Your instructions: Locate and copy each line in the data that contains the word "Type".
◇ ◇ ◇ ◇ ◇ ◇ ◇
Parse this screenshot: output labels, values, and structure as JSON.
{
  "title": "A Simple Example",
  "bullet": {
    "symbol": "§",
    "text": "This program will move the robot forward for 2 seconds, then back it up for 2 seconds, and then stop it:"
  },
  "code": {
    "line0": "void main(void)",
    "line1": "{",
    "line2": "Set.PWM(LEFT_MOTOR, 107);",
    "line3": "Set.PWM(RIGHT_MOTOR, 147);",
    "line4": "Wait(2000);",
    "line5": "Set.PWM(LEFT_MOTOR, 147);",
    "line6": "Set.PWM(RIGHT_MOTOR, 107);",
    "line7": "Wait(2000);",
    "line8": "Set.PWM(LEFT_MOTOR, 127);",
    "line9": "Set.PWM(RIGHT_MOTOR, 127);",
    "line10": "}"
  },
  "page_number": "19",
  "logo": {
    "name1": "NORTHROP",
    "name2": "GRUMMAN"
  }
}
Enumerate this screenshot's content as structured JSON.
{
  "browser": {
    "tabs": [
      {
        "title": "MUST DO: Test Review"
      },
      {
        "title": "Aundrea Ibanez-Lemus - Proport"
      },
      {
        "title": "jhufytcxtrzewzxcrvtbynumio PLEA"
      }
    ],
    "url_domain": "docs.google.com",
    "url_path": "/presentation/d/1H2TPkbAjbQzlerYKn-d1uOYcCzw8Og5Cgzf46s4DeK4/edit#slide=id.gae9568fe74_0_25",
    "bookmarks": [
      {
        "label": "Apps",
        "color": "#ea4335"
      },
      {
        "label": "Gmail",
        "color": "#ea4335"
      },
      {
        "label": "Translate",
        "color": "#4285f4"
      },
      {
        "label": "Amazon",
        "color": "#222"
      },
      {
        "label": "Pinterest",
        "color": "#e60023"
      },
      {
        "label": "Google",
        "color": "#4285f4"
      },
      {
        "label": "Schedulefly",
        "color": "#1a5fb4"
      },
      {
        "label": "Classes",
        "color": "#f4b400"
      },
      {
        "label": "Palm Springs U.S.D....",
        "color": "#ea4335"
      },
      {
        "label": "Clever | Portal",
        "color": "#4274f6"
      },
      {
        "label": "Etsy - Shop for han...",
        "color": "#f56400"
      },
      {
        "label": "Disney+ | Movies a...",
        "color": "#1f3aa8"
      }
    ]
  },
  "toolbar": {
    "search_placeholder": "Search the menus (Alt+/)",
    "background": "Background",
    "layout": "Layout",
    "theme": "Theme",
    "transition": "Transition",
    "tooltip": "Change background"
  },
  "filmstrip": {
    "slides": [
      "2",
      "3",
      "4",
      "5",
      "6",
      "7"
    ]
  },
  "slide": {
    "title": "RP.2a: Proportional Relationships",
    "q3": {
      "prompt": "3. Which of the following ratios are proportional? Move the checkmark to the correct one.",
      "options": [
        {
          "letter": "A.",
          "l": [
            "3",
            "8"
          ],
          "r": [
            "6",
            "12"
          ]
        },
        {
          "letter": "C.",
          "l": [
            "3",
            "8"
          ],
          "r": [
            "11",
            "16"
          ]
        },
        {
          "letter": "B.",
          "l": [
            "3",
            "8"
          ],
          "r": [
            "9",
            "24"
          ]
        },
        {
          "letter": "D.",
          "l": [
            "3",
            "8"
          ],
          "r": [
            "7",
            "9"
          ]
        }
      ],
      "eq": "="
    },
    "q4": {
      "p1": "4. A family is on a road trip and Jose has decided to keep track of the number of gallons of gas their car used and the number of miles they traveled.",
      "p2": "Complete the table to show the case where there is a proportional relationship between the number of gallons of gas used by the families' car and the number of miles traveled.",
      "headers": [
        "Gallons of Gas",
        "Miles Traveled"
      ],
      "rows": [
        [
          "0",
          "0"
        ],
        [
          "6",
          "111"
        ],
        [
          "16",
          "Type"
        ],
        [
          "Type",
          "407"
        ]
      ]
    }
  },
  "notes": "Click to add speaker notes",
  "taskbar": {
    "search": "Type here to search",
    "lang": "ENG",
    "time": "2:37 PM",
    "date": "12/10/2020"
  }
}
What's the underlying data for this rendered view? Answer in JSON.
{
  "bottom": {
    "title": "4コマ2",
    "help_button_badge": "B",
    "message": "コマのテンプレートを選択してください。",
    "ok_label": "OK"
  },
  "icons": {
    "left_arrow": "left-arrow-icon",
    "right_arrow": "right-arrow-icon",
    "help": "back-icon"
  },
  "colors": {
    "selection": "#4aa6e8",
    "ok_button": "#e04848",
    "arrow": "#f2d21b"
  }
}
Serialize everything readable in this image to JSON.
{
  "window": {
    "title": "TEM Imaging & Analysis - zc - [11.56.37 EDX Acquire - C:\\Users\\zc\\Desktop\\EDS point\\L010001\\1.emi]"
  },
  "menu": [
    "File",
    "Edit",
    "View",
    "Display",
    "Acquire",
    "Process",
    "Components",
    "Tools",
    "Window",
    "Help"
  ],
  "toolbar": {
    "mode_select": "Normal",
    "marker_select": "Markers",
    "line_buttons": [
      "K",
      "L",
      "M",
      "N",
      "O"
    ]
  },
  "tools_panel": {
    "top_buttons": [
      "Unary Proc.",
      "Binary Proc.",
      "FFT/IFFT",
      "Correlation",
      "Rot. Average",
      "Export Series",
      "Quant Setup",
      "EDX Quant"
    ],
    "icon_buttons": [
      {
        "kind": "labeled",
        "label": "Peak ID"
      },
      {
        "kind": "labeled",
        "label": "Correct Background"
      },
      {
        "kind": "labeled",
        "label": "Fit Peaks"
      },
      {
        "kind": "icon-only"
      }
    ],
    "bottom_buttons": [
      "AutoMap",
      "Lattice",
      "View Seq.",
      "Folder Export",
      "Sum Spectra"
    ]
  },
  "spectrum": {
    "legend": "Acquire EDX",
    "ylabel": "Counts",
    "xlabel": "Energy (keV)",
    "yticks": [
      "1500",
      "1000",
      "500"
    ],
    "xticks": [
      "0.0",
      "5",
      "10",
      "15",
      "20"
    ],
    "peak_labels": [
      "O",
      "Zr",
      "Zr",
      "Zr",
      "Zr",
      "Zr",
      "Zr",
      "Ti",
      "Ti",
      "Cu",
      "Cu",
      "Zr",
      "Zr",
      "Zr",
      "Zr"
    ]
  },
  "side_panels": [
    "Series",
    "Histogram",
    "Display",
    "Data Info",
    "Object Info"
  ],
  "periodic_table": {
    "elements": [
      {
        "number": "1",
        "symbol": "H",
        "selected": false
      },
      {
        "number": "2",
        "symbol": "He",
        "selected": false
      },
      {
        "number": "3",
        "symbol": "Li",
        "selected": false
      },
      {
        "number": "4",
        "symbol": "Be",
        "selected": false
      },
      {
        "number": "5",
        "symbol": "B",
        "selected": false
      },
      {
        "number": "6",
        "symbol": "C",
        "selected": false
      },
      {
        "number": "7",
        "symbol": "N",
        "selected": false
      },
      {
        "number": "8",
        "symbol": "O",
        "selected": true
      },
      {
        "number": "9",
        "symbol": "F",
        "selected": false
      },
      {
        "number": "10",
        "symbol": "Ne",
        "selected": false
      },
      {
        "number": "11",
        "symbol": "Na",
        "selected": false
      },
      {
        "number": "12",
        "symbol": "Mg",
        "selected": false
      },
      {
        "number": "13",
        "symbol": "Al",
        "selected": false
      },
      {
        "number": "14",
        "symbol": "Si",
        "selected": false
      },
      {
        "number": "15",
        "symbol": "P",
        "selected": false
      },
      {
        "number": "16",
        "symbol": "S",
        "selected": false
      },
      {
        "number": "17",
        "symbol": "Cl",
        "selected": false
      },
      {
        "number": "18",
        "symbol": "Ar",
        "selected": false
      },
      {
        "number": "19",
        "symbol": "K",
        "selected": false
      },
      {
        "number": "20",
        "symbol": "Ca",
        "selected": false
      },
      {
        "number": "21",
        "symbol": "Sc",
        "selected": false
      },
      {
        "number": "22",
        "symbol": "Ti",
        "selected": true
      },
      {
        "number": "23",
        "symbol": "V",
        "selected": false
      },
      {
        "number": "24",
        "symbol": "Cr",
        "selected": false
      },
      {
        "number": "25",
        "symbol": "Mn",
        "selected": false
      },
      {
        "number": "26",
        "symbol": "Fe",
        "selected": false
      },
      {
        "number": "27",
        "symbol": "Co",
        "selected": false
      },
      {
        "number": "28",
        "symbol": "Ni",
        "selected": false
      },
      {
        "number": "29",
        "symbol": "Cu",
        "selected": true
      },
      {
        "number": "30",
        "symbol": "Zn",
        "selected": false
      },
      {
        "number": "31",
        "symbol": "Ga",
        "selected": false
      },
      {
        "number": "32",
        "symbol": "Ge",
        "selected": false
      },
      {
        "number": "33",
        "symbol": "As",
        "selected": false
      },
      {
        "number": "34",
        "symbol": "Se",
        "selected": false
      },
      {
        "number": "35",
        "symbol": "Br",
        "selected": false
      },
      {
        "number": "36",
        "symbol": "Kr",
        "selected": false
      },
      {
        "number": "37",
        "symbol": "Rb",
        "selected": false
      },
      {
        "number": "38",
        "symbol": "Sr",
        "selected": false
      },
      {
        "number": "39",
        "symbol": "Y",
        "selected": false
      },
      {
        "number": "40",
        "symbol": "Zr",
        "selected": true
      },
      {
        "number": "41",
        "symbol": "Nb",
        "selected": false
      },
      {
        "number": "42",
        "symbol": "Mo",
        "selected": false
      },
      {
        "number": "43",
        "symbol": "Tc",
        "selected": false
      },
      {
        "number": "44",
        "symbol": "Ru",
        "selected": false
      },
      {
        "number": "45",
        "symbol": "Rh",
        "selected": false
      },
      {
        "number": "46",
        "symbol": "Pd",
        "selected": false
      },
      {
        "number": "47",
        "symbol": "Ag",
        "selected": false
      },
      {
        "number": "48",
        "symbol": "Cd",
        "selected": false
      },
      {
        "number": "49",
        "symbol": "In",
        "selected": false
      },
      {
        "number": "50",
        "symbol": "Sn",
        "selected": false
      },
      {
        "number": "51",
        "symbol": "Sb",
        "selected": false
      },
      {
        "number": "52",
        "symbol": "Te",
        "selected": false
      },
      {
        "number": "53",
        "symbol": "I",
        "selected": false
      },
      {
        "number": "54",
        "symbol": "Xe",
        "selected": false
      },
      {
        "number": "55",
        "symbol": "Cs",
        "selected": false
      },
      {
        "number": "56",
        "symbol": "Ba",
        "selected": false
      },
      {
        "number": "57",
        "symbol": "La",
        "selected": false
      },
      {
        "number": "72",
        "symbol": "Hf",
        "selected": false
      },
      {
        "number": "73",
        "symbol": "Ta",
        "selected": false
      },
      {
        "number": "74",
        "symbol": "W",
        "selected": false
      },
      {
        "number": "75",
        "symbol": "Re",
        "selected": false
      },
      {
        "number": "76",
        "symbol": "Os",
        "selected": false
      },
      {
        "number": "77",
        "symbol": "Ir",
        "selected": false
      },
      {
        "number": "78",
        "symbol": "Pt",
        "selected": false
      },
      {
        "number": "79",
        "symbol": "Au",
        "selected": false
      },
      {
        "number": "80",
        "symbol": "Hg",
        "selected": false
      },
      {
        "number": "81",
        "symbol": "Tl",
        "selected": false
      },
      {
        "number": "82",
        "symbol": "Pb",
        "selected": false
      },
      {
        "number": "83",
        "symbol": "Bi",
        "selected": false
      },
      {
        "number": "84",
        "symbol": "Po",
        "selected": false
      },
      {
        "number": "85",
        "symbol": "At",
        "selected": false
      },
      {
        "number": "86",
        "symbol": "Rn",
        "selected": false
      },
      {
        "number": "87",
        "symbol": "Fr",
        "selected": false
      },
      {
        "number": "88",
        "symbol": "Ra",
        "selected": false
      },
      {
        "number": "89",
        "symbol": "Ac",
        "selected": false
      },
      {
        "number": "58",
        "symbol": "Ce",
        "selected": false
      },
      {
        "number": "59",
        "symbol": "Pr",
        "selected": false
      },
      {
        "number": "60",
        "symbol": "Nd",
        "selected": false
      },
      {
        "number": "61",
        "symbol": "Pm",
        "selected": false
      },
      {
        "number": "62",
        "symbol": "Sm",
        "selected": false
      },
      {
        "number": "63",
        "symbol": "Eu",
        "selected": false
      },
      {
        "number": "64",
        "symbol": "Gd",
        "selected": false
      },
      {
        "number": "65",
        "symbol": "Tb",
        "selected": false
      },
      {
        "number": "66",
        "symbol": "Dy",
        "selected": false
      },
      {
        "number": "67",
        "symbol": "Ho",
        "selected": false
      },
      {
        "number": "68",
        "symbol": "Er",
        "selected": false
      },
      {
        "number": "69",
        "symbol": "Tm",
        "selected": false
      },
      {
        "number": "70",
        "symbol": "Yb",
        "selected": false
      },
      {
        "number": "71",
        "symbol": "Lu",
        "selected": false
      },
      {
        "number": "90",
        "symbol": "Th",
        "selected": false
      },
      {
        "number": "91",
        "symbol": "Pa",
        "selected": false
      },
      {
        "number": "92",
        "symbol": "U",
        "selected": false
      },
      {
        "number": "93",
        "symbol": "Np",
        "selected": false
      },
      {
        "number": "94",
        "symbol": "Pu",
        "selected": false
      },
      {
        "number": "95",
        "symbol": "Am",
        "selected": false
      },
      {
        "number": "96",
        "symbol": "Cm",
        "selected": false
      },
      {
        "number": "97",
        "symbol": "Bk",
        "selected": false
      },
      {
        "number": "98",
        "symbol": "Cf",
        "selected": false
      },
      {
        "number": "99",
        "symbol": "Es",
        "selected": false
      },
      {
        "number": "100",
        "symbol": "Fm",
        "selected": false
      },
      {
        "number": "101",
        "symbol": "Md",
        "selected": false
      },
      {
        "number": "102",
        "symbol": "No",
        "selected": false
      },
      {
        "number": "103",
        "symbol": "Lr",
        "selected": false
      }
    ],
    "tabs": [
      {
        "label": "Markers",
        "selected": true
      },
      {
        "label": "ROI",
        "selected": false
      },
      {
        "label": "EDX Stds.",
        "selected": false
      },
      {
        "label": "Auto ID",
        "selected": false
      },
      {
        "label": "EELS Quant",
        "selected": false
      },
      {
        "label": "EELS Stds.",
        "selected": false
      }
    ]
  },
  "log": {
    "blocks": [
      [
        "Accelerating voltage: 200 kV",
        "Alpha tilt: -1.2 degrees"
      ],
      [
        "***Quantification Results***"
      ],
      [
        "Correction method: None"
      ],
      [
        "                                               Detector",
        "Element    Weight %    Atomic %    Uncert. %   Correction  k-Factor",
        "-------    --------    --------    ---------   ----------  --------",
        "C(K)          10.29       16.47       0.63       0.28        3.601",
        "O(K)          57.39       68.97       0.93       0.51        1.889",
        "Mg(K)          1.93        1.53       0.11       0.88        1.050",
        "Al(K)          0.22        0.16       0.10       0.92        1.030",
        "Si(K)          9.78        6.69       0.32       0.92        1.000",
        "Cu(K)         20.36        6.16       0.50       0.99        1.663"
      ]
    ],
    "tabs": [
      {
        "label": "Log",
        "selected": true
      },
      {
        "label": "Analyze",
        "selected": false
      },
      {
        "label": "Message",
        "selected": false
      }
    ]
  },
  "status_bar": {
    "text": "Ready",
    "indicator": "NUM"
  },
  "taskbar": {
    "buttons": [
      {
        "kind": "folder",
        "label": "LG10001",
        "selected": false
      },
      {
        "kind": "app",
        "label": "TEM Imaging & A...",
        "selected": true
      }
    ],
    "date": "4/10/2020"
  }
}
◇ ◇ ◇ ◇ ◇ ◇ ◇
Response to the task:
          "Type"
          "Type",
    "search": "Type here to search",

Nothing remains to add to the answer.